Stored records
==============================

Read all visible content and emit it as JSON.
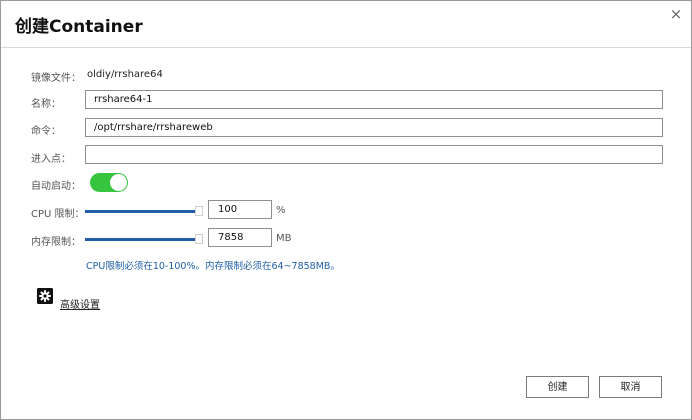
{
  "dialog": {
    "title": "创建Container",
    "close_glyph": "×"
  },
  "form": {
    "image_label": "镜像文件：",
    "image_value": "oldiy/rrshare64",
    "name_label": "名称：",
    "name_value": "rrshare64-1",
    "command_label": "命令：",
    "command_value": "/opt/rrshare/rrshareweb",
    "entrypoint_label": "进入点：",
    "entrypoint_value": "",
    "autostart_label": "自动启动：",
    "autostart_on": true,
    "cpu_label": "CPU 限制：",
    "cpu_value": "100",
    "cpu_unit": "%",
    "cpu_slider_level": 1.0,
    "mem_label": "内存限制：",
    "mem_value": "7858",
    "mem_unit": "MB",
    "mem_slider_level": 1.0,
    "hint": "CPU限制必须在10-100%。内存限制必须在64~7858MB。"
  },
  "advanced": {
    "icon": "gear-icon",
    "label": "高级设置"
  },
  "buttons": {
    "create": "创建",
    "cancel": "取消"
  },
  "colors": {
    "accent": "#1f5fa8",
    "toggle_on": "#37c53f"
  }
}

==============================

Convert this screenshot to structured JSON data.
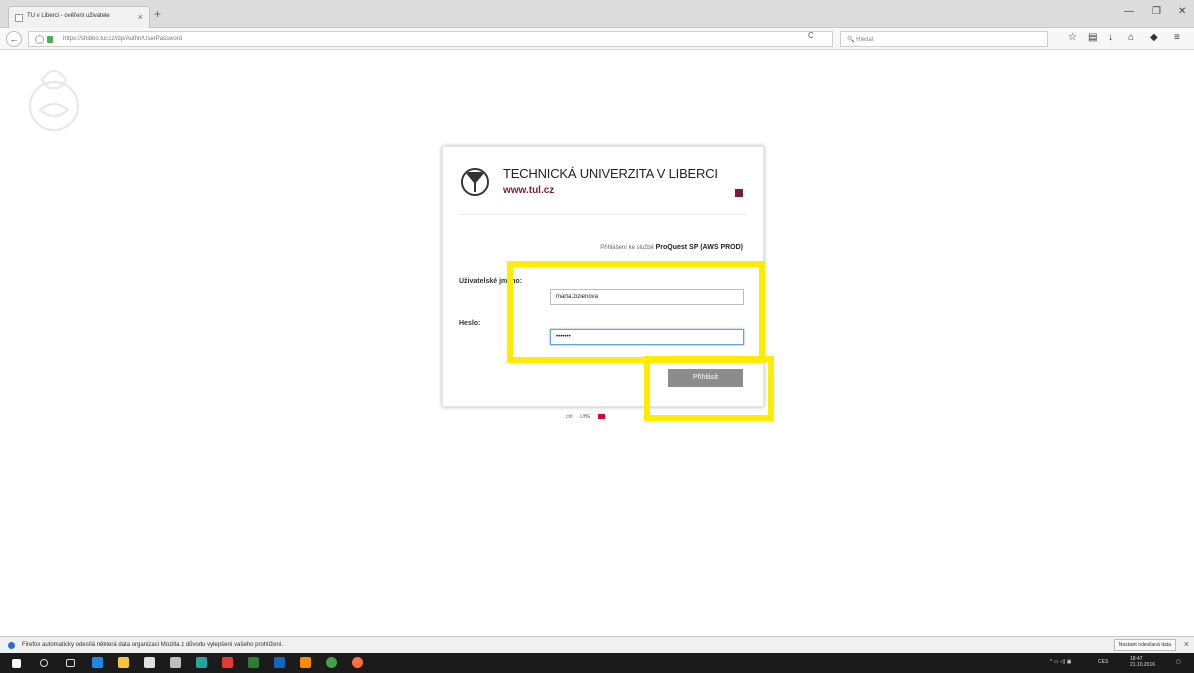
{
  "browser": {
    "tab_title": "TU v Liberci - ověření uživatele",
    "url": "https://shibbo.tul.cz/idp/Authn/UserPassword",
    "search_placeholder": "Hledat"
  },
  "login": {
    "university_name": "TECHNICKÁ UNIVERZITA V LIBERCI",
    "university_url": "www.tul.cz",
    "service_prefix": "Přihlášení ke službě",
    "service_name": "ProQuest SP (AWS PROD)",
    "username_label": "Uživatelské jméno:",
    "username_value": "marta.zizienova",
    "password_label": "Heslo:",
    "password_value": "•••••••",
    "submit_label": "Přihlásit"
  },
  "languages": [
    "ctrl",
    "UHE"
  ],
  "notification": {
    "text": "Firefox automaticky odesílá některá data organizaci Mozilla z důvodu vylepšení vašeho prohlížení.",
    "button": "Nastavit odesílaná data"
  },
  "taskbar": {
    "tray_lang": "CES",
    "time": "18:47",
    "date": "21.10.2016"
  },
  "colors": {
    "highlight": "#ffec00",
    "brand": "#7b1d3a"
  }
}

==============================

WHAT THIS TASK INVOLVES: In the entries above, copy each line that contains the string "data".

REPLY:
Convert this screenshot to structured JSON data.
    "text": "Firefox automaticky odesílá některá data organizaci Mozilla z důvodu vylepšení vašeho prohlížení.",
    "button": "Nastavit odesílaná data"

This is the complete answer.